So it was in Nether:Land, where you could see the day in at the Scottish Storytelling Centre with a mixed bag of traditional storytellers and contemporary performance poets such as Jenny Lindsay. The queues beside the Centre's cafe were further enlivened by the gentlest of ceilidhs was ushered in by Mairi Campbell and her band.

For Wig:Land, the grandiloquence of the little seen Signet Library in Parliament Square was transformed into a mini version of the Wigtown Book Festival. While upstairs provided a pop-up performance space where writers including Jessica Fox and Debi Gliori read eithe…

Nomanslanding

Tramway, Glasgow until July 2nd
Four stars

In the dead of night, the audience are split in two and led under-cover into lamp-lit tented structures. Inside, what look like peasant women on the run lead us down a ramp and into a large circular pod. It feels part cathedral, part space-ship, and to come blinking into the light of such a fantastical structure after stumbling in the dark disorientates and overwhelms. Sat around the pod as if awaiting prayers to begin, we watch as performers Nerea Bello and Judith Williams incant mournfully on either side of the room. Their keening chorales embark on a voyage of their own, twisting around each other by way of the international language of singing. As if in sympathy, the walls wail and whisper, before starting to move as those on either side of the pod are left stranded, a gulf between them.
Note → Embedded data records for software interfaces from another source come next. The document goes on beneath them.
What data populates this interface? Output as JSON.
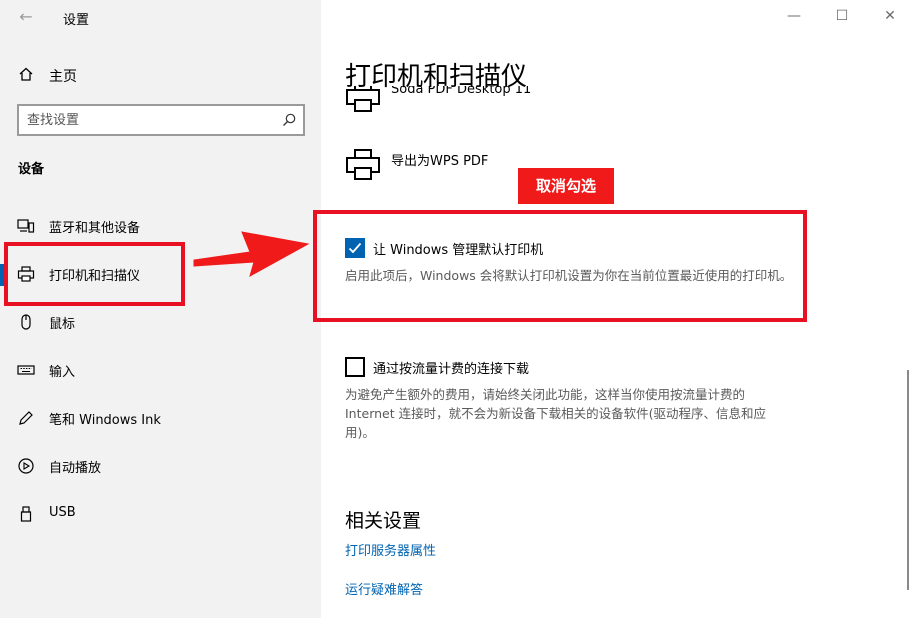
{
  "window": {
    "title": "设置"
  },
  "sidebar": {
    "home_label": "主页",
    "search": {
      "placeholder": "查找设置",
      "value": ""
    },
    "section_title": "设备",
    "items": [
      {
        "label": "蓝牙和其他设备",
        "icon": "bluetooth-devices-icon"
      },
      {
        "label": "打印机和扫描仪",
        "icon": "printer-icon",
        "active": true
      },
      {
        "label": "鼠标",
        "icon": "mouse-icon"
      },
      {
        "label": "输入",
        "icon": "keyboard-icon"
      },
      {
        "label": "笔和 Windows Ink",
        "icon": "pen-icon"
      },
      {
        "label": "自动播放",
        "icon": "autoplay-icon"
      },
      {
        "label": "USB",
        "icon": "usb-icon"
      }
    ]
  },
  "main": {
    "title": "打印机和扫描仪",
    "printers": [
      {
        "label": "Soda PDF Desktop 11"
      },
      {
        "label": "导出为WPS PDF"
      }
    ],
    "settings": [
      {
        "label": "让 Windows 管理默认打印机",
        "checked": true,
        "description": "启用此项后，Windows 会将默认打印机设置为你在当前位置最近使用的打印机。"
      },
      {
        "label": "通过按流量计费的连接下载",
        "checked": false,
        "description": "为避免产生额外的费用，请始终关闭此功能，这样当你使用按流量计费的 Internet 连接时，就不会为新设备下载相关的设备软件(驱动程序、信息和应用)。"
      }
    ],
    "related": {
      "title": "相关设置",
      "links": [
        "打印服务器属性",
        "运行疑难解答"
      ]
    }
  },
  "annotation": {
    "tag": "取消勾选"
  },
  "colors": {
    "accent": "#0063b1",
    "annotation": "#e81123",
    "sidebar_bg": "#f2f2f2"
  }
}
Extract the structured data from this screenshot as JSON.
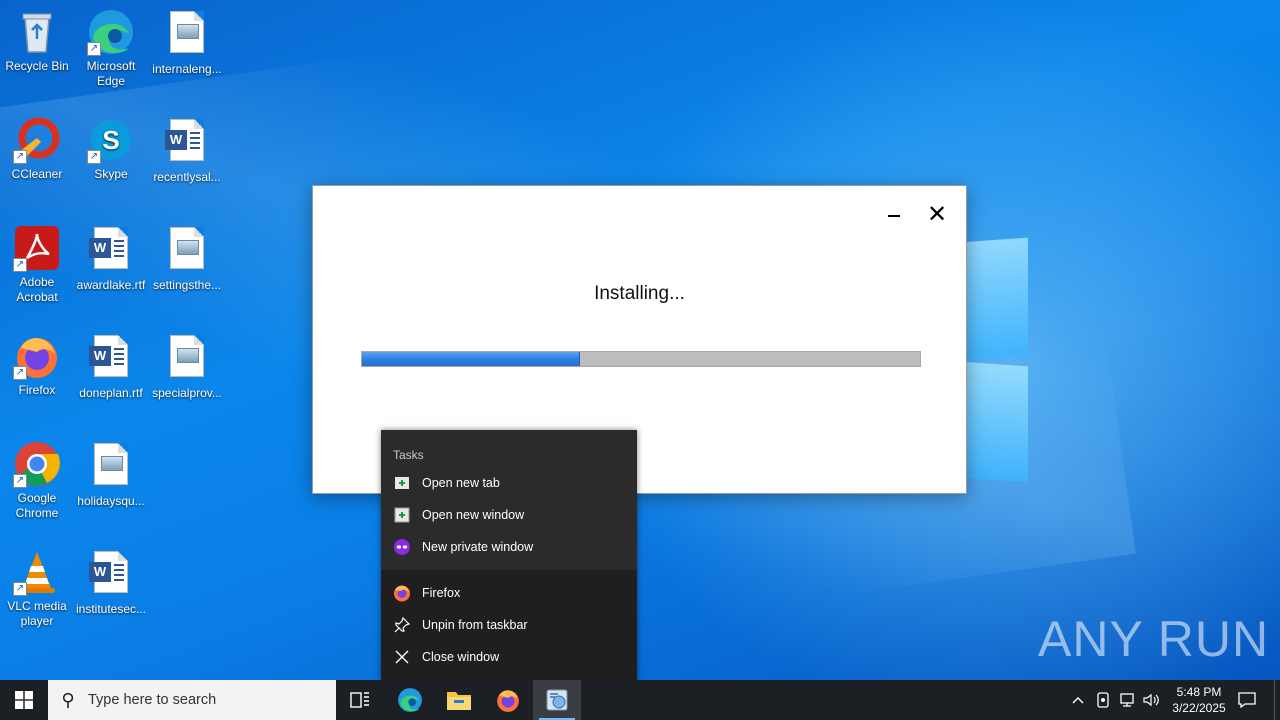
{
  "desktop_icons": [
    {
      "label": "Recycle Bin",
      "kind": "recycle-bin"
    },
    {
      "label": "Microsoft Edge",
      "kind": "edge"
    },
    {
      "label": "internaleng...",
      "kind": "image-doc"
    },
    {
      "label": "CCleaner",
      "kind": "ccleaner"
    },
    {
      "label": "Skype",
      "kind": "skype"
    },
    {
      "label": "recentlysal...",
      "kind": "word-doc"
    },
    {
      "label": "Adobe Acrobat",
      "kind": "acrobat"
    },
    {
      "label": "awardlake.rtf",
      "kind": "word-doc"
    },
    {
      "label": "settingsthe...",
      "kind": "image-doc"
    },
    {
      "label": "Firefox",
      "kind": "firefox"
    },
    {
      "label": "doneplan.rtf",
      "kind": "word-doc"
    },
    {
      "label": "specialprov...",
      "kind": "image-doc"
    },
    {
      "label": "Google Chrome",
      "kind": "chrome"
    },
    {
      "label": "holidaysqu...",
      "kind": "image-doc"
    },
    {
      "label": "VLC media player",
      "kind": "vlc"
    },
    {
      "label": "institutesec...",
      "kind": "word-doc"
    }
  ],
  "installer": {
    "status_text": "Installing...",
    "progress_percent": 39,
    "minimize_icon": "minimize-icon",
    "close_icon": "close-icon"
  },
  "jumplist": {
    "section_title": "Tasks",
    "tasks": [
      {
        "label": "Open new tab",
        "icon": "new-tab-icon"
      },
      {
        "label": "Open new window",
        "icon": "new-window-icon"
      },
      {
        "label": "New private window",
        "icon": "private-mask-icon"
      }
    ],
    "actions": [
      {
        "label": "Firefox",
        "icon": "firefox-icon"
      },
      {
        "label": "Unpin from taskbar",
        "icon": "unpin-icon"
      },
      {
        "label": "Close window",
        "icon": "close-icon"
      }
    ]
  },
  "taskbar": {
    "search_placeholder": "Type here to search",
    "time": "5:48 PM",
    "date": "3/22/2025"
  },
  "watermark": "ANY RUN"
}
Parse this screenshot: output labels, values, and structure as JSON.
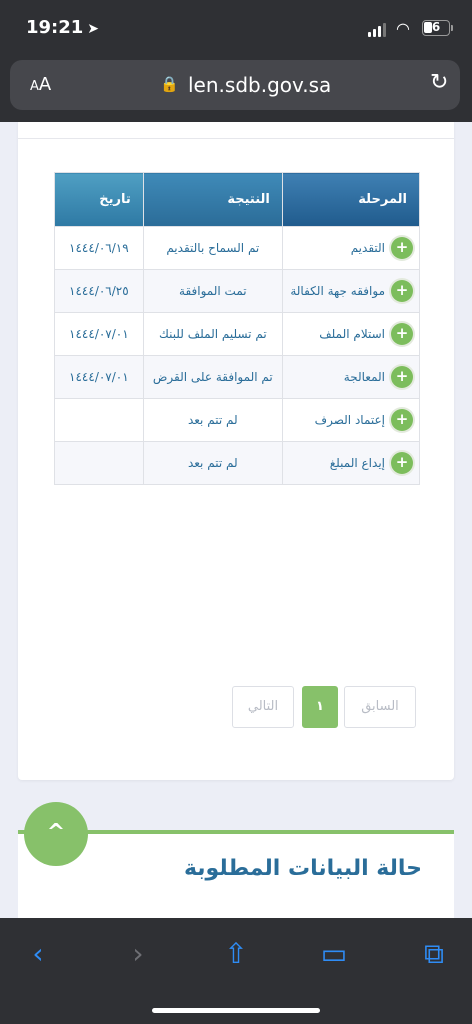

This international co-commission between Glasgow Life and the Merchant City Festival, Sydney Harbour Foreshaw Authority in Australia and Urbane Kienste …